Within the records that follow, find every line containing the string "screenshot". Copy those lines.

####

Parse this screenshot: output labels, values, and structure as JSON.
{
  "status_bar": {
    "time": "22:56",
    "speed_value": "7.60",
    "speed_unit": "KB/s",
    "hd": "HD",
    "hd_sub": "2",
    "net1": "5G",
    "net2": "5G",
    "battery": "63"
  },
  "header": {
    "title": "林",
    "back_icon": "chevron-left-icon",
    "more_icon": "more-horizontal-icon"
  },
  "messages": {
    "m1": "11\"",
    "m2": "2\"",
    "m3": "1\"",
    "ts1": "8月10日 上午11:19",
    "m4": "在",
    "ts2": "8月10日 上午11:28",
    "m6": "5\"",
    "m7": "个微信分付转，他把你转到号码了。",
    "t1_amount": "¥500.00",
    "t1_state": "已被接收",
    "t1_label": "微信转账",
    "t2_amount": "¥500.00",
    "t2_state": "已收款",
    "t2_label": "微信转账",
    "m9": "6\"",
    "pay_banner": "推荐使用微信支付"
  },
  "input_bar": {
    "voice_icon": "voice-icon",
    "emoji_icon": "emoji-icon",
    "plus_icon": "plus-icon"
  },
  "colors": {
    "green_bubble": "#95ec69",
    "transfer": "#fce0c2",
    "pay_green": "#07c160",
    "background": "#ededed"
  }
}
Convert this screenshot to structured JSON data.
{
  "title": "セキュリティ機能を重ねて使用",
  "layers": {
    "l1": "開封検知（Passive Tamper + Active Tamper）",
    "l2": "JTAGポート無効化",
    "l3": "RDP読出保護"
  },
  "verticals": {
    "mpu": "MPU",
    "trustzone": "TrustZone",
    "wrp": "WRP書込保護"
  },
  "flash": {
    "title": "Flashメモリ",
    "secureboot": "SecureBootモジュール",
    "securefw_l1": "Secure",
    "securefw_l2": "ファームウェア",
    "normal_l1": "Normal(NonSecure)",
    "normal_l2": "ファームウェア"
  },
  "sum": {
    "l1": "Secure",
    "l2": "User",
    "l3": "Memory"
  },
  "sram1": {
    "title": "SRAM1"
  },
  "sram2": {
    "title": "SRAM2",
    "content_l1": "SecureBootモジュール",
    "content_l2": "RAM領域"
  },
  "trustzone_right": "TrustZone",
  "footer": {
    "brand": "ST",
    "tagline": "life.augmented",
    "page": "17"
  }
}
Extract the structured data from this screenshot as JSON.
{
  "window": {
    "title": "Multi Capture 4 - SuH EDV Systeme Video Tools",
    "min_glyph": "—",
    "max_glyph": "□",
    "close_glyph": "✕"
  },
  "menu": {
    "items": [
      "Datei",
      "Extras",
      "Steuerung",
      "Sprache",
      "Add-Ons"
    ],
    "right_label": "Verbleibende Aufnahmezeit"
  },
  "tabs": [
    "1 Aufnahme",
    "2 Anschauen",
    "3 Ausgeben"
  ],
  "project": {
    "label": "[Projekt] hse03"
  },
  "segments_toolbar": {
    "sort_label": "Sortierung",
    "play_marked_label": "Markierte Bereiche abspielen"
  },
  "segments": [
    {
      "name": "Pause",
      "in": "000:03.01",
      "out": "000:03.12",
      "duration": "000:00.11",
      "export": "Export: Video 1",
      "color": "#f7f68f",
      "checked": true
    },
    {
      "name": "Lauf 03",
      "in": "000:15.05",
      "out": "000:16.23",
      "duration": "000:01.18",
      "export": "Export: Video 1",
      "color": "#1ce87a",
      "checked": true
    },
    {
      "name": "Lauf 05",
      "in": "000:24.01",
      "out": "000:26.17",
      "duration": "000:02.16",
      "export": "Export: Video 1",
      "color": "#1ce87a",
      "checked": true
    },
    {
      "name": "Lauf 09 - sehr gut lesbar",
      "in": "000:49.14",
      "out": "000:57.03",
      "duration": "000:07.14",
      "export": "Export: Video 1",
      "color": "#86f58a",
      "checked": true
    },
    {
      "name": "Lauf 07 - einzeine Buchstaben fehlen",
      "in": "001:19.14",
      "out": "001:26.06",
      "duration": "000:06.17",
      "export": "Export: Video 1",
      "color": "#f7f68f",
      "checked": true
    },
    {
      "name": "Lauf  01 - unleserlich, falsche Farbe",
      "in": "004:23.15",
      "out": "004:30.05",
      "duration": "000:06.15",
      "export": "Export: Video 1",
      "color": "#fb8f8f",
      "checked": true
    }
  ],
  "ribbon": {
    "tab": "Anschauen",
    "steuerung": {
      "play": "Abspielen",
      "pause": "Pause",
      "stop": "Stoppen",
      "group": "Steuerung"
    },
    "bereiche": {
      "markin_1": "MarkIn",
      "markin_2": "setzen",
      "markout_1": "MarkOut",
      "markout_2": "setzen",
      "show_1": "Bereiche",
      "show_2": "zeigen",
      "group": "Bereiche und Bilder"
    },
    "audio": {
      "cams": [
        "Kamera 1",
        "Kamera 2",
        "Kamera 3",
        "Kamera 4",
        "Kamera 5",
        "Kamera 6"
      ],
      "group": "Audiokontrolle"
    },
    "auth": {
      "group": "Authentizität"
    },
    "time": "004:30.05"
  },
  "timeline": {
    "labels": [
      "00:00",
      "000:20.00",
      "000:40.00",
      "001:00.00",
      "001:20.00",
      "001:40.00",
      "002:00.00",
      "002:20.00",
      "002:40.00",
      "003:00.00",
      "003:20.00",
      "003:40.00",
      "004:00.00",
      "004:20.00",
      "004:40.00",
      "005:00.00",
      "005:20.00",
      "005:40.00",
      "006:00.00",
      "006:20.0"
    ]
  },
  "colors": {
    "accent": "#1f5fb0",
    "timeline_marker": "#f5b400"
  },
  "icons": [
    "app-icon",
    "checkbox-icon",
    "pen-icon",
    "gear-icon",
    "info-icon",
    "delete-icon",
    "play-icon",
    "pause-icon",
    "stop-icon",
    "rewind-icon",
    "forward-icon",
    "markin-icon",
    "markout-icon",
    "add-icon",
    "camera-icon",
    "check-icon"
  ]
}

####

Worked solution:
Parse this screenshot: output labels, values, and structure as JSON.
Convert this screenshot to structured JSON data.
Extract the structured data from this screenshot as JSON.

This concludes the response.